We have a one-page written response due to each reading in the Problem Solving class (the one for which Skinny Jeans is the TA). The assignment sheet for for the responses was vague at best; to my way of thinking, this is a recipe for disaster. Trust me, I am looking forward to writing the course evaluation for this class (insert maniacal laughter here).
On Thursday, with the idea that she was going to help us figure out what a good response paper looks like, Skinny Jeans passed out some bad examples from previous classes. After we read each one, she asked, "So what's bad about this?"
I wanted to throw paper wads at her.
First of all, that is NOT how you get a helpful peer review, as all my writing buddies know.

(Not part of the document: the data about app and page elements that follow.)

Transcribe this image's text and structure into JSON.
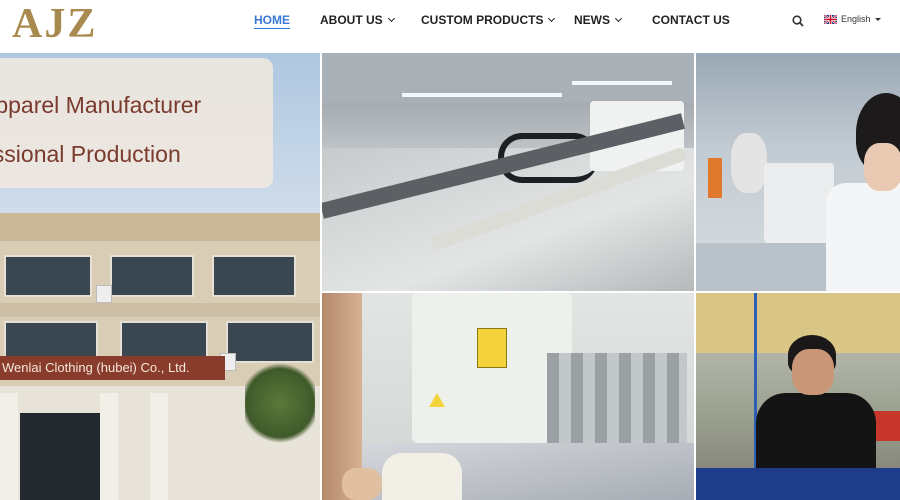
{
  "header": {
    "logo": "AJZ",
    "nav": [
      {
        "label": "HOME",
        "active": true,
        "dropdown": false
      },
      {
        "label": "ABOUT US",
        "active": false,
        "dropdown": true
      },
      {
        "label": "CUSTOM PRODUCTS",
        "active": false,
        "dropdown": true
      },
      {
        "label": "NEWS",
        "active": false,
        "dropdown": true
      },
      {
        "label": "CONTACT US",
        "active": false,
        "dropdown": false
      }
    ],
    "language": "English",
    "icons": {
      "search": "search-icon",
      "flag": "uk-flag-icon"
    },
    "colors": {
      "logo": "#a88a4e",
      "active_nav": "#3a7bd5",
      "nav_text": "#222222"
    }
  },
  "hero": {
    "banner_line1": "Apparel Manufacturer",
    "banner_line2": "essional Production",
    "building_sign": "Wenlai Clothing (hubei) Co., Ltd.",
    "colors": {
      "banner_text": "#7a3a2e",
      "sign_bg": "#8a3c2c"
    }
  }
}
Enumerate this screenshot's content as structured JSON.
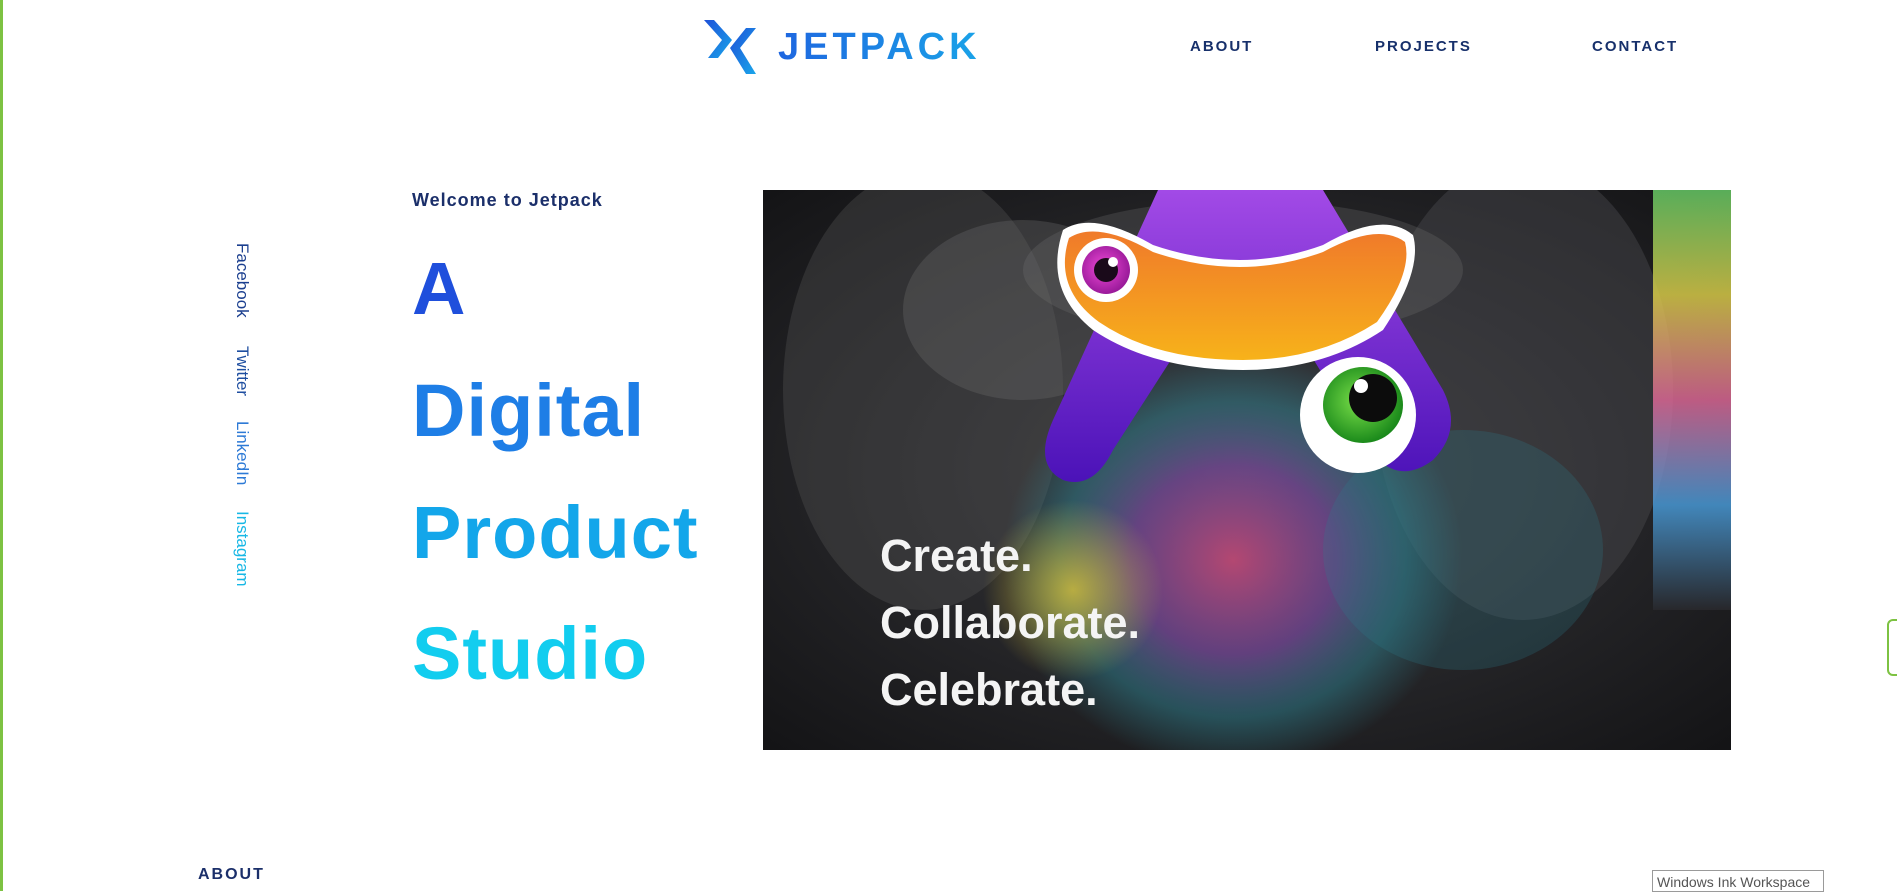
{
  "brand": {
    "name": "JETPACK",
    "logo_icon": "jetpack-chevrons-logo"
  },
  "nav": {
    "about": "ABOUT",
    "projects": "PROJECTS",
    "contact": "CONTACT"
  },
  "social": {
    "facebook": "Facebook",
    "twitter": "Twitter",
    "linkedin": "LinkedIn",
    "instagram": "Instagram"
  },
  "hero": {
    "welcome": "Welcome to Jetpack",
    "lines": [
      "A",
      "Digital",
      "Product",
      "Studio"
    ],
    "image": {
      "mascot": "purple-a-mascot-with-orange-hat",
      "taglines": [
        "Create.",
        "Collaborate.",
        "Celebrate."
      ]
    }
  },
  "footer": {
    "section_heading": "ABOUT"
  },
  "system": {
    "ink_workspace": "Windows Ink Workspace"
  },
  "colors": {
    "accent_dark": "#1f4fdc",
    "accent_mid": "#1e7ee6",
    "accent_light": "#12cdef",
    "nav_text": "#17306b",
    "edge_green": "#7dc242"
  }
}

It's not a good idea to start off on a hunt for the bad and the ugly. And while these were not peer reviews in the usual sense (thank goodness!), peer reviewing is a skill that these freshmen need to learn, and for her to start with "What's bad?" doesn't encourage them to be thinking about someone else's writing-- or their own-- in a constructive way.
Even more depressing is the enthusiasm with which some of my classmates jumped into the fray. Such scathing reviews, such casual dismissal of these students' writing ability, such outright nastiness and snobbery. I didn't think that my classmates were perfect people, of course, but I saw a side of them last week that I didn't want to see. I left depressed, angry, and deflated.
And now I'm trying to work on my project for that class and all I can think of is the tone of superiority and looks of scorn on these young faces. I wish I had not been too shocked to ask, "Aren't you all being a bit harsh? Try looking for some good in this paper instead of just the bad." But I didn't say it. I just sat there in face-palm mode, waiting for SJ to stop the madness. She didn't.
I keep encouraging my classmates to use the university Writing Center, to the point that they might think I'm getting some sort of kickback. (Nope, I'm just a firm believer in the program.) I know for sure that's a place of encouragement, of finding the good in a paper, and a place where students get help, not scorn, for the rough spots. When my turn comes to be a TA, I don't want to encourage ugliness in my classroom. I hope I can foster an environment of encouragement and support, and let it be known that criticism for its own sake (i.e., "This is pointless!") is not tolerated. I don't know yet how I'll do it, but I know a better starting point is to ask, "What's good about this?"
What do you think? Am I crazy? Rose-tinted? Or on the right track?